The problem with losing sleep or placing less importance on it than it really deserves is….well, there are a lot of problems and potential negative outcomes with this. Let’s talk about some of them.
- Difficulties losing weight
- Weight gain
- Hormonal disturbances/changes
- Lack of motivation (or a general feeling of “blah” and dragging a#%.)
- Poor recovery between workouts and workouts feel more challenging than usual
- Increased cravings for Calorie dense non-nutritious food options
- Increased cravings for alcohol or other mind altering substances
- Difficulties managing emotions
- Increased risk for depression, anxiety, and other mental health concerns
- Decreased sex drive/sexual dysfunction
- Menstrual irregularities
- Personality changes/differences
- Skin problems
- Difficulties making decisions
- Impaired judgement
- Impaired memory/cognitive functions
- Looking generally “exhausted” (the possibilities of lovely bags, dark circles (or both) under eyes, changes in body language and posture, skin appearing dull, etc.)
And much more, with many of these things overlapping and being related to one another. Sounds like fun, huh? Hmmm, probably not.
With these challenges and changes potentially brought about by poor sleep, you can likely see the many ways this can make it incredibly difficult to progress with lifestyle changes and weight loss (and to enjoy life to its full capacity in general).
Everyone around us can also be greatly impacted by this; we won’t be the best we could be for ourselves or those we love, care about, and interact with.
While uber important, it also can’t be denied that sleep can be a really challenging thing to get enough of, especially if you’re a busy person, or your brain is, or you both are, if you are experiencing a higher level of perceived stress, have a family, an odd schedule, or already seem to be pre-dispositioned to sleep challenges (or any combination and more).
What can help
A pre-bed ritual is something that is practiced and recommended to clients. This could include many things and playing around to find what works for you can be really valuable.
Some tips and things to try:
- Epsom salt baths before bed
- Light stretching or relaxing/restorative movement (like yin yoga)
- Darken your room (really darken it)- with black out blinds or, if you don’t have black out blinds, garbage bags can work very well, too!
- Sleep/eye masks can be really helpful- and if you do go with an eye mask and choose not to use black out blinds, this can also make it easier to wake up to natural light in the morning (depending on your window situation and your room location, of course).
- Cuddling (with your partner or spouse, pet, kid(s), etc)
- Turning any electronics off (ideally getting them out of the room).
- Choosing an alarm clock over a cell phone to wake you up in the morning (if you wake up to an alarm clock)
- Alarm clocks turned to face the wall or covered with a dark cloth at night time to limit light
- Doing a “brain dump” in a journal by getting all thoughts out on paper (super awesome for a mind that doesn’t seem to want to rest)
- Making a to-do list for the next day (so thinking about what needs to be done the next day isn’t interrupting quality sleep)

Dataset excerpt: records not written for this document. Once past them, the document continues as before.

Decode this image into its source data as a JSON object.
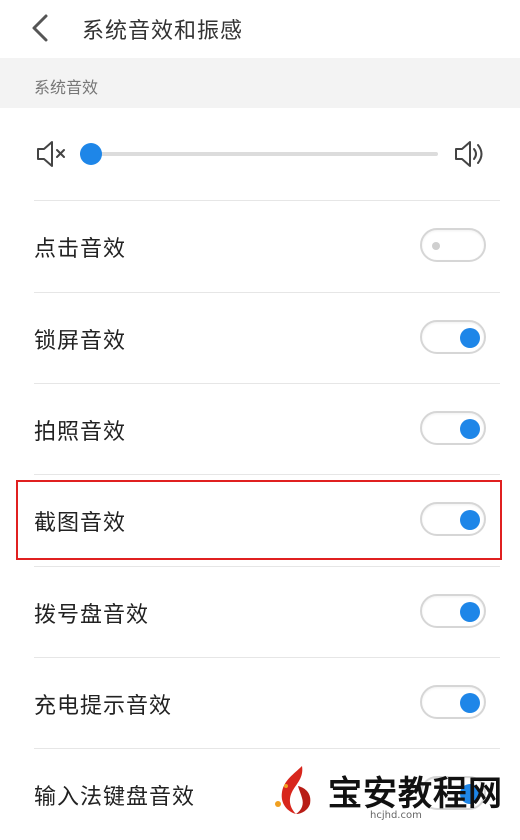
{
  "header": {
    "title": "系统音效和振感",
    "back_icon": "chevron-left-icon"
  },
  "section": {
    "title": "系统音效"
  },
  "volume": {
    "level": 0.02,
    "mute_icon": "volume-mute-icon",
    "loud_icon": "volume-up-icon",
    "accent_color": "#1e86e8"
  },
  "settings": [
    {
      "label": "点击音效",
      "enabled": false
    },
    {
      "label": "锁屏音效",
      "enabled": true
    },
    {
      "label": "拍照音效",
      "enabled": true
    },
    {
      "label": "截图音效",
      "enabled": true
    },
    {
      "label": "拨号盘音效",
      "enabled": true
    },
    {
      "label": "充电提示音效",
      "enabled": true
    },
    {
      "label": "输入法键盘音效",
      "enabled": true
    }
  ],
  "highlight": {
    "target": "截图音效",
    "color": "#e02020"
  },
  "watermark": {
    "text": "宝安教程网",
    "url": "hcjhd.com"
  }
}
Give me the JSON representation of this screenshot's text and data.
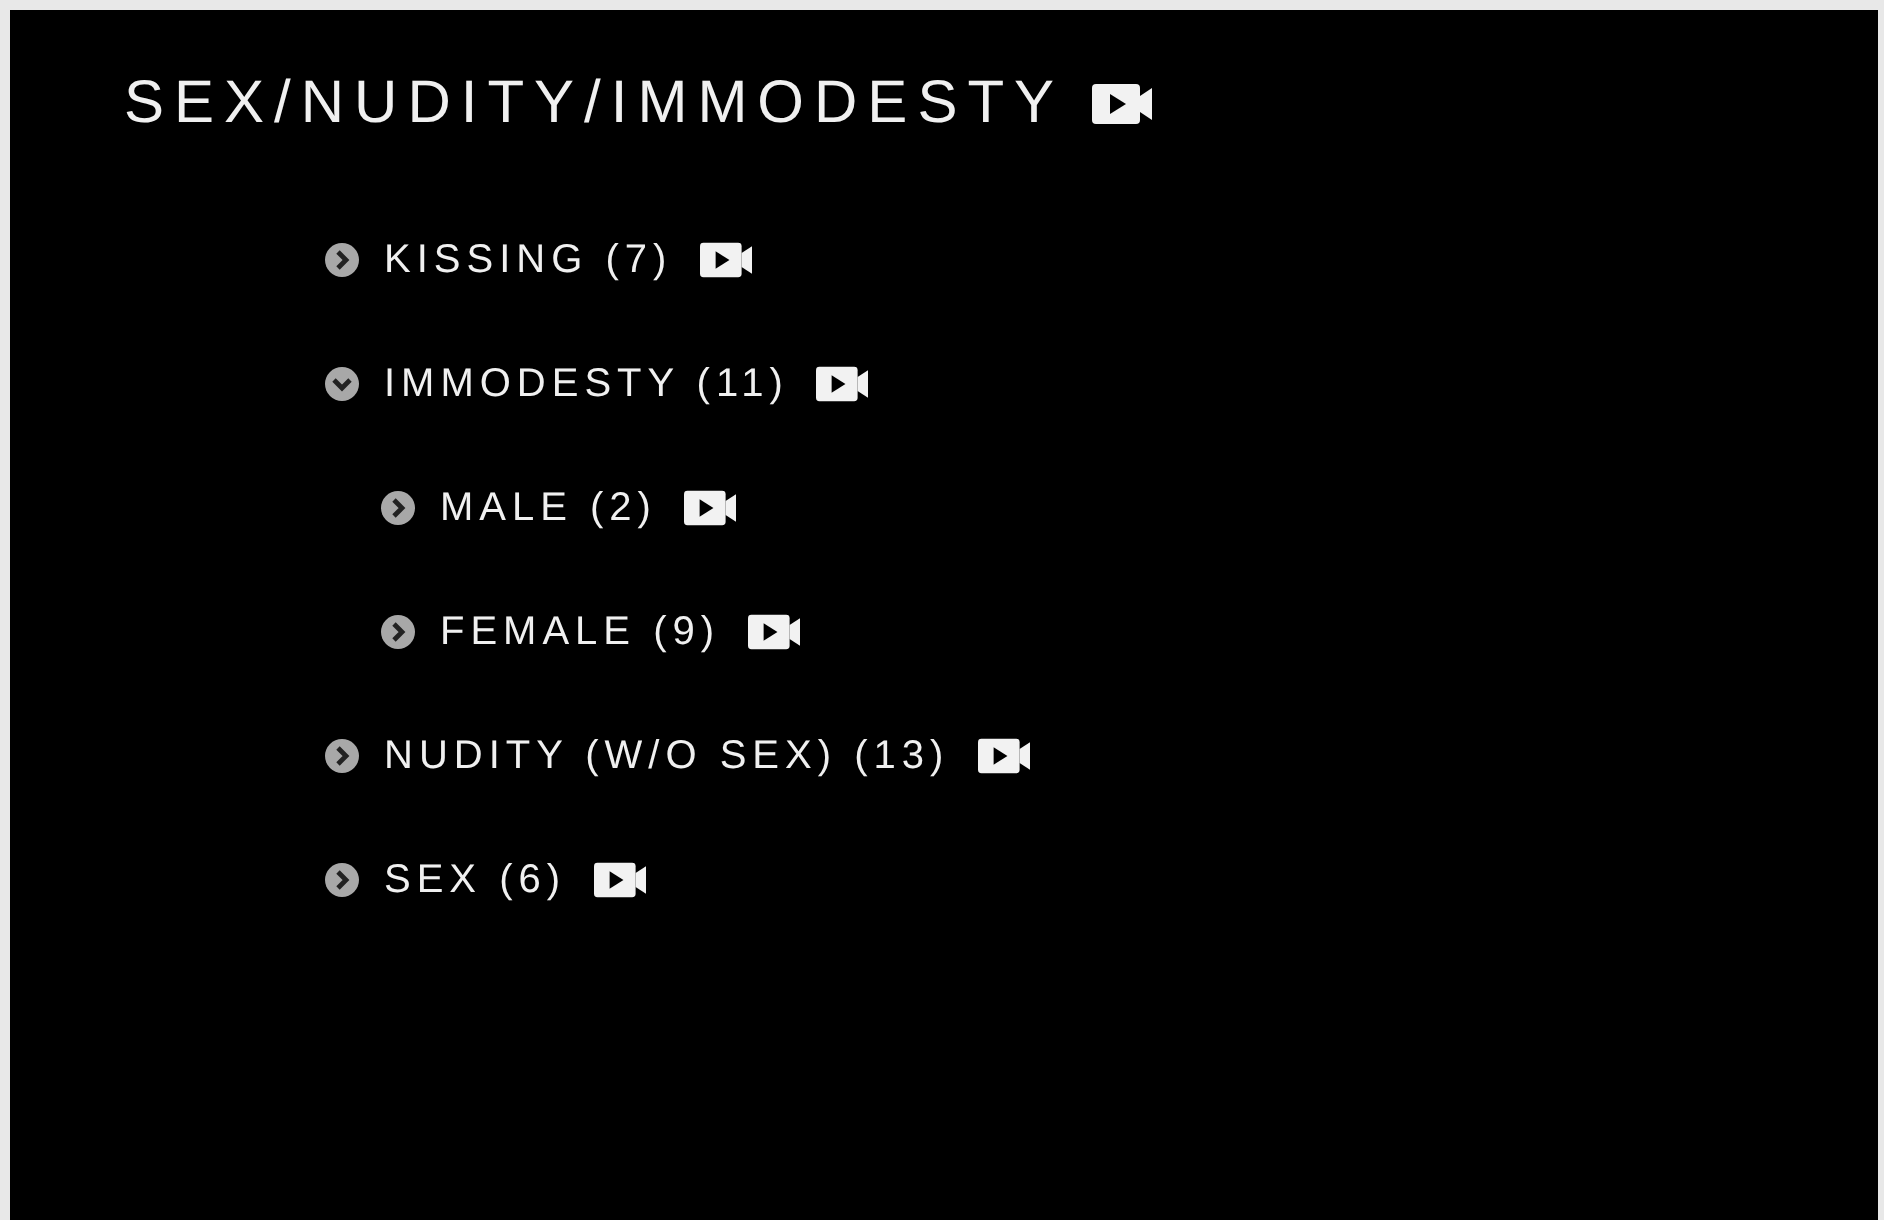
{
  "title": "SEX/NUDITY/IMMODESTY",
  "items": [
    {
      "label": "KISSING (7)",
      "expanded": false
    },
    {
      "label": "IMMODESTY (11)",
      "expanded": true,
      "children": [
        {
          "label": "MALE (2)",
          "expanded": false
        },
        {
          "label": "FEMALE (9)",
          "expanded": false
        }
      ]
    },
    {
      "label": "NUDITY (W/O SEX) (13)",
      "expanded": false
    },
    {
      "label": "SEX (6)",
      "expanded": false
    }
  ]
}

And more (see attached resources for more ideas and tips). Overall, sleep is not just incredibly important; sleep is vital. And when we aren’t getting enough of it, pretty much all areas of life can be impacted, definitely including any weight loss or other body composition goals we may have, lifestyle changes in general, and the people in our lives.
Give sleep the important place in life and the priority it deserves to be, and watch how many things begin to change (inside and out).

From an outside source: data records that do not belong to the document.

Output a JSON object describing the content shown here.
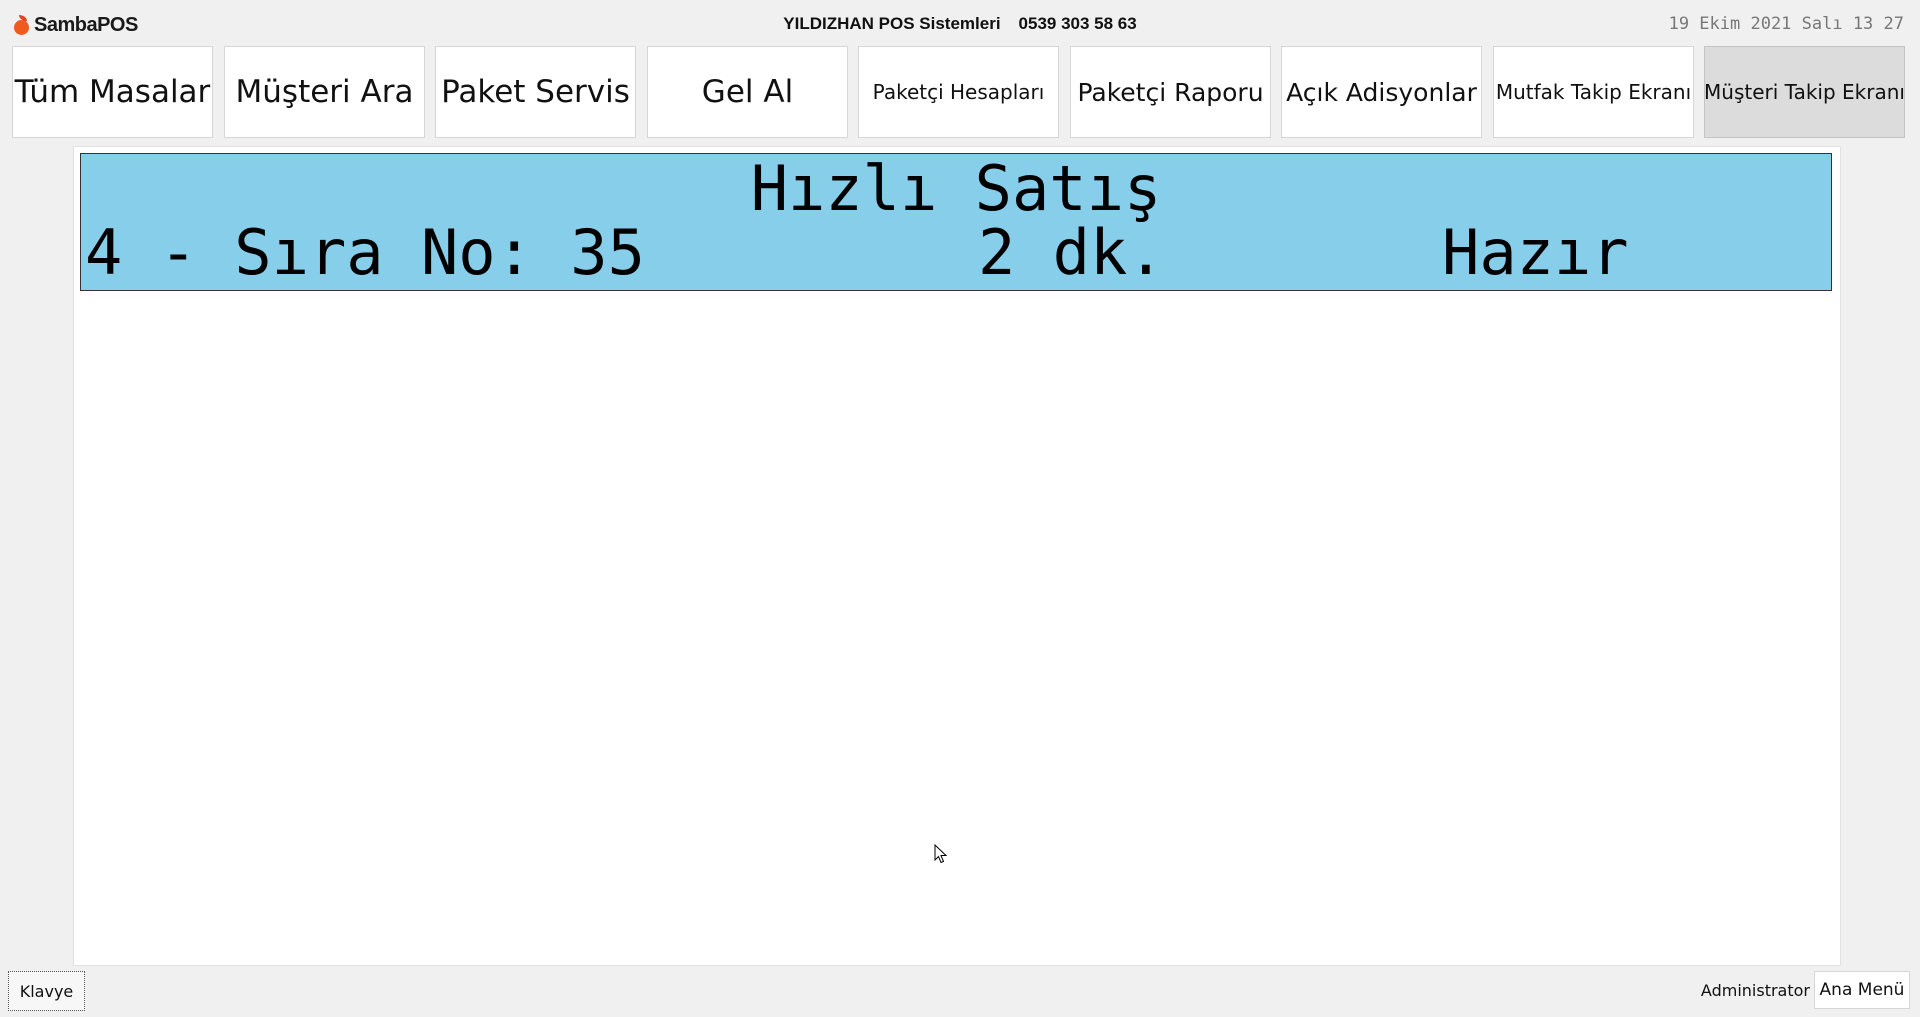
{
  "header": {
    "logo_text": "SambaPOS",
    "company_name": "YILDIZHAN POS Sistemleri",
    "phone": "0539 303 58 63",
    "datetime": "19 Ekim 2021 Salı 13 27"
  },
  "nav": {
    "items": [
      {
        "label": "Tüm Masalar"
      },
      {
        "label": "Müşteri Ara"
      },
      {
        "label": "Paket Servis"
      },
      {
        "label": "Gel Al"
      },
      {
        "label": "Paketçi Hesapları"
      },
      {
        "label": "Paketçi Raporu"
      },
      {
        "label": "Açık Adisyonlar"
      },
      {
        "label": "Mutfak Takip Ekranı"
      },
      {
        "label": "Müşteri Takip Ekranı",
        "active": true
      }
    ]
  },
  "ticket": {
    "title": "Hızlı Satış",
    "order_info": "4 - Sıra No: 35",
    "elapsed": "2 dk.",
    "status": "Hazır",
    "background_color": "#87ceeb"
  },
  "footer": {
    "keyboard_label": "Klavye",
    "user_name": "Administrator",
    "main_menu_label": "Ana Menü"
  },
  "icons": {
    "logo": "sambapos-logo-icon",
    "cursor": "mouse-pointer-icon"
  }
}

Keep us posted on any tips you try out or have to offer. We’d love to hear from you.
Thank you for reading,
Resources and further reading:
All About Sleep

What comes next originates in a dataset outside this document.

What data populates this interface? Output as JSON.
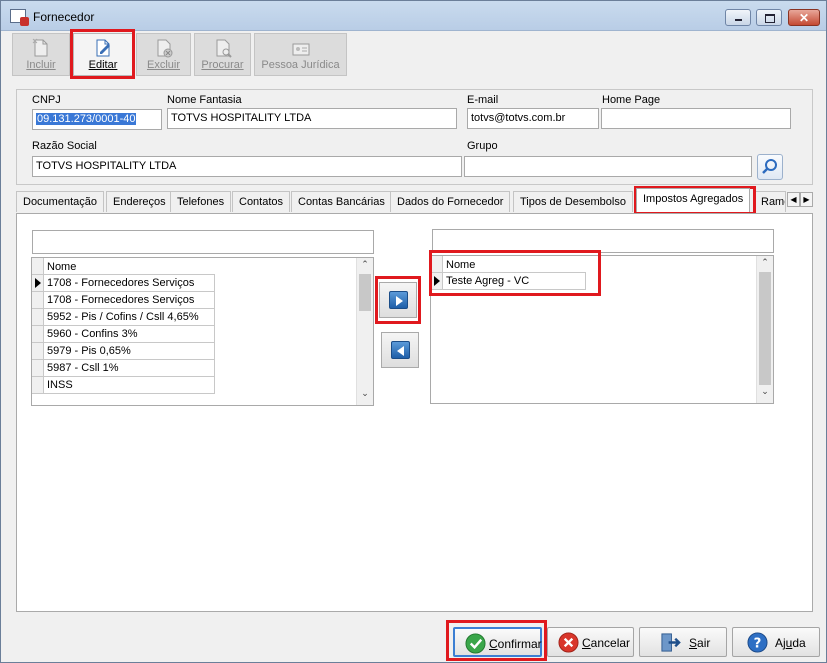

Hacking Sleep: Engineering a High Quality, Restful Night
The Power of Sleep (Infographic): Why sleep is so important and how to get more of it
Research Review: Sleep, Stress, and Fat Loss